Problem details: Give back each entry word for word, but drop the images.

(Dataset rows for apps and sites)
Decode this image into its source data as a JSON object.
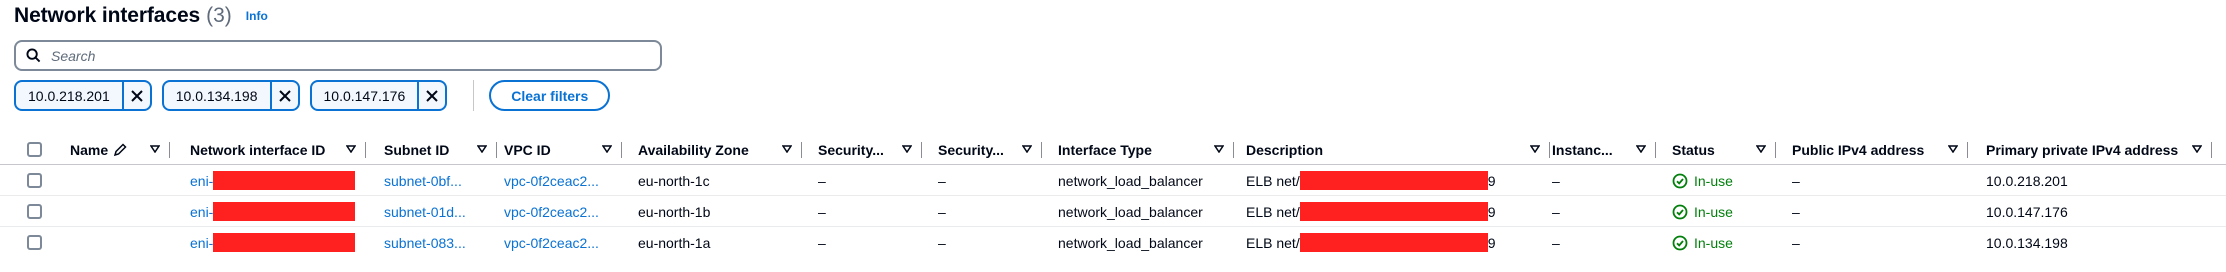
{
  "header": {
    "title": "Network interfaces",
    "count": "(3)",
    "info": "Info"
  },
  "search": {
    "placeholder": "Search"
  },
  "filters": {
    "tokens": [
      "10.0.218.201",
      "10.0.134.198",
      "10.0.147.176"
    ],
    "clear_label": "Clear filters"
  },
  "table": {
    "columns": [
      "Name",
      "Network interface ID",
      "Subnet ID",
      "VPC ID",
      "Availability Zone",
      "Security...",
      "Security...",
      "Interface Type",
      "Description",
      "Instanc...",
      "Status",
      "Public IPv4 address",
      "Primary private IPv4 address"
    ],
    "rows": [
      {
        "eni_prefix": "eni-",
        "subnet": "subnet-0bf...",
        "vpc": "vpc-0f2ceac2...",
        "az": "eu-north-1c",
        "sg1": "–",
        "sg2": "–",
        "type": "network_load_balancer",
        "desc_prefix": "ELB net/",
        "desc_suffix": "9",
        "instance": "–",
        "status": "In-use",
        "public_ip": "–",
        "private_ip": "10.0.218.201"
      },
      {
        "eni_prefix": "eni-",
        "subnet": "subnet-01d...",
        "vpc": "vpc-0f2ceac2...",
        "az": "eu-north-1b",
        "sg1": "–",
        "sg2": "–",
        "type": "network_load_balancer",
        "desc_prefix": "ELB net/",
        "desc_suffix": "9",
        "instance": "–",
        "status": "In-use",
        "public_ip": "–",
        "private_ip": "10.0.147.176"
      },
      {
        "eni_prefix": "eni-",
        "subnet": "subnet-083...",
        "vpc": "vpc-0f2ceac2...",
        "az": "eu-north-1a",
        "sg1": "–",
        "sg2": "–",
        "type": "network_load_balancer",
        "desc_prefix": "ELB net/",
        "desc_suffix": "9",
        "instance": "–",
        "status": "In-use",
        "public_ip": "–",
        "private_ip": "10.0.134.198"
      }
    ]
  },
  "colors": {
    "link": "#0972d3",
    "success": "#037f0c",
    "redaction": "#ff2020",
    "border": "#7d8998"
  },
  "icons": {
    "search": "search-icon",
    "dismiss": "close-icon",
    "edit": "pencil-icon",
    "sort": "caret-down-icon",
    "status": "check-circle-icon"
  }
}
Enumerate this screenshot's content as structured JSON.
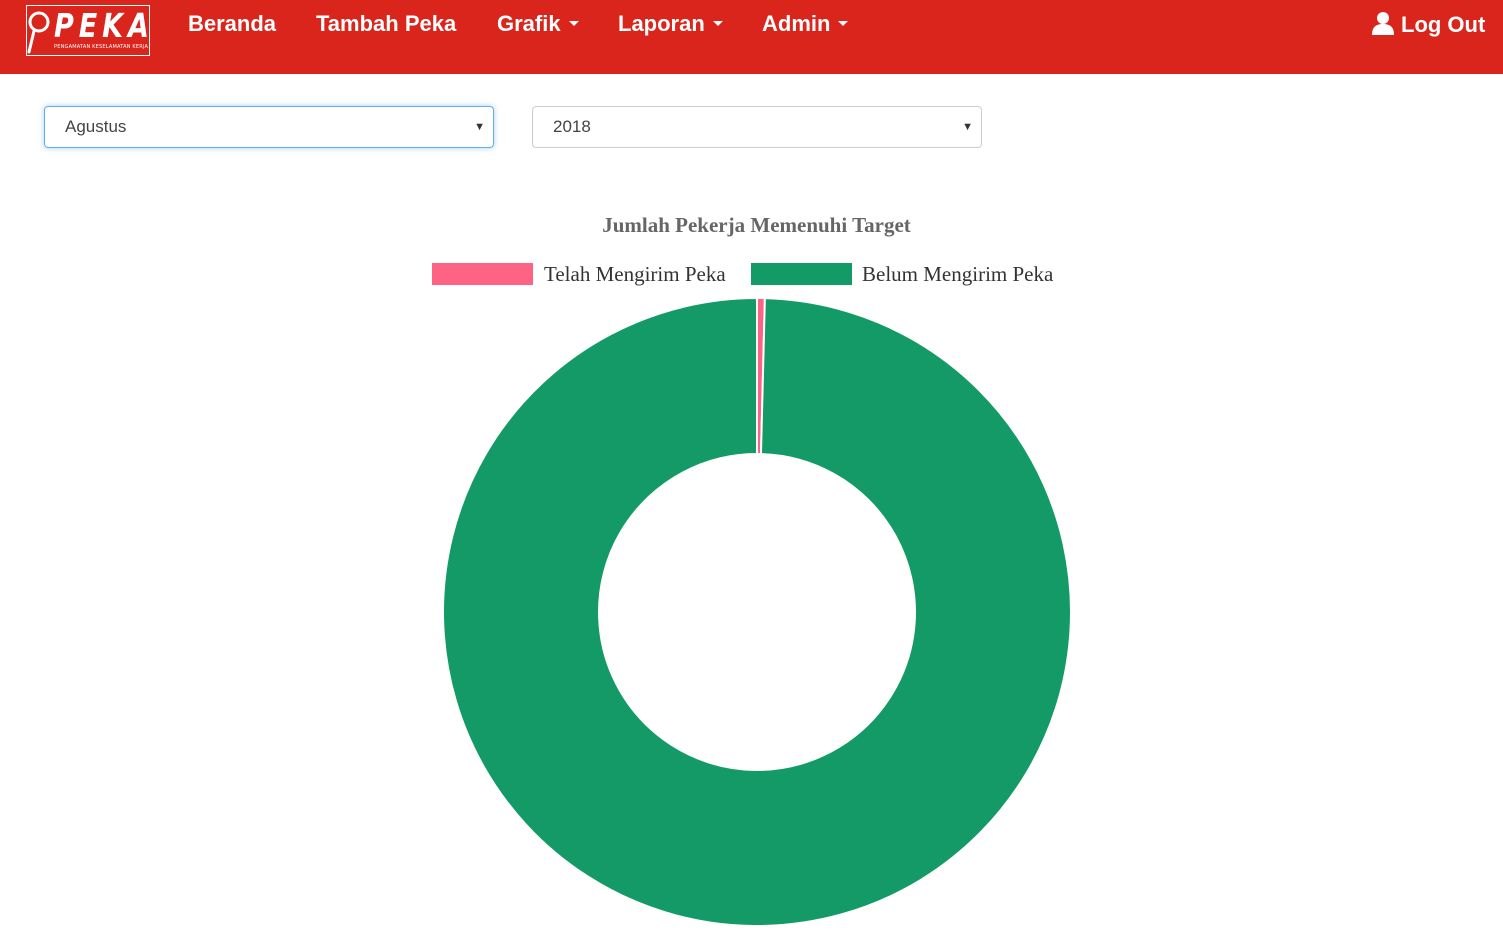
{
  "brand": {
    "name": "PEKA",
    "tagline": "PENGAMATAN KESELAMATAN KERJA"
  },
  "nav": {
    "items": [
      {
        "label": "Beranda",
        "dropdown": false
      },
      {
        "label": "Tambah Peka",
        "dropdown": false
      },
      {
        "label": "Grafik",
        "dropdown": true
      },
      {
        "label": "Laporan",
        "dropdown": true
      },
      {
        "label": "Admin",
        "dropdown": true
      }
    ],
    "logout_label": "Log Out",
    "bg_color": "#da251c"
  },
  "filters": {
    "month": "Agustus",
    "year": "2018"
  },
  "chart_data": {
    "type": "pie",
    "variant": "doughnut",
    "title": "Jumlah Pekerja Memenuhi Target",
    "legend_position": "top",
    "labels": [
      "Telah Mengirim Peka",
      "Belum Mengirim Peka"
    ],
    "values": [
      1,
      249
    ],
    "colors": [
      "#ff6384",
      "#149a67"
    ]
  }
}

Completed task:
Decode this image into its source data as a JSON object.
{
  "header": {
    "title": "Network interfaces",
    "count": "(3)",
    "info": "Info"
  },
  "search": {
    "placeholder": "Search"
  },
  "filters": {
    "tokens": [
      "10.0.218.201",
      "10.0.134.198",
      "10.0.147.176"
    ],
    "clear_label": "Clear filters"
  },
  "table": {
    "columns": [
      "Name",
      "Network interface ID",
      "Subnet ID",
      "VPC ID",
      "Availability Zone",
      "Security...",
      "Security...",
      "Interface Type",
      "Description",
      "Instanc...",
      "Status",
      "Public IPv4 address",
      "Primary private IPv4 address"
    ],
    "rows": [
      {
        "eni_prefix": "eni-",
        "subnet": "subnet-0bf...",
        "vpc": "vpc-0f2ceac2...",
        "az": "eu-north-1c",
        "sg1": "–",
        "sg2": "–",
        "type": "network_load_balancer",
        "desc_prefix": "ELB net/",
        "desc_suffix": "9",
        "instance": "–",
        "status": "In-use",
        "public_ip": "–",
        "private_ip": "10.0.218.201"
      },
      {
        "eni_prefix": "eni-",
        "subnet": "subnet-01d...",
        "vpc": "vpc-0f2ceac2...",
        "az": "eu-north-1b",
        "sg1": "–",
        "sg2": "–",
        "type": "network_load_balancer",
        "desc_prefix": "ELB net/",
        "desc_suffix": "9",
        "instance": "–",
        "status": "In-use",
        "public_ip": "–",
        "private_ip": "10.0.147.176"
      },
      {
        "eni_prefix": "eni-",
        "subnet": "subnet-083...",
        "vpc": "vpc-0f2ceac2...",
        "az": "eu-north-1a",
        "sg1": "–",
        "sg2": "–",
        "type": "network_load_balancer",
        "desc_prefix": "ELB net/",
        "desc_suffix": "9",
        "instance": "–",
        "status": "In-use",
        "public_ip": "–",
        "private_ip": "10.0.134.198"
      }
    ]
  },
  "colors": {
    "link": "#0972d3",
    "success": "#037f0c",
    "redaction": "#ff2020",
    "border": "#7d8998"
  },
  "icons": {
    "search": "search-icon",
    "dismiss": "close-icon",
    "edit": "pencil-icon",
    "sort": "caret-down-icon",
    "status": "check-circle-icon"
  }
}
Enumerate this screenshot's content as structured JSON.
{
  "brand": {
    "name": "PEKA",
    "tagline": "PENGAMATAN KESELAMATAN KERJA"
  },
  "nav": {
    "items": [
      {
        "label": "Beranda",
        "dropdown": false
      },
      {
        "label": "Tambah Peka",
        "dropdown": false
      },
      {
        "label": "Grafik",
        "dropdown": true
      },
      {
        "label": "Laporan",
        "dropdown": true
      },
      {
        "label": "Admin",
        "dropdown": true
      }
    ],
    "logout_label": "Log Out",
    "bg_color": "#da251c"
  },
  "filters": {
    "month": "Agustus",
    "year": "2018"
  },
  "chart_data": {
    "type": "pie",
    "variant": "doughnut",
    "title": "Jumlah Pekerja Memenuhi Target",
    "legend_position": "top",
    "labels": [
      "Telah Mengirim Peka",
      "Belum Mengirim Peka"
    ],
    "values": [
      1,
      249
    ],
    "colors": [
      "#ff6384",
      "#149a67"
    ]
  }
}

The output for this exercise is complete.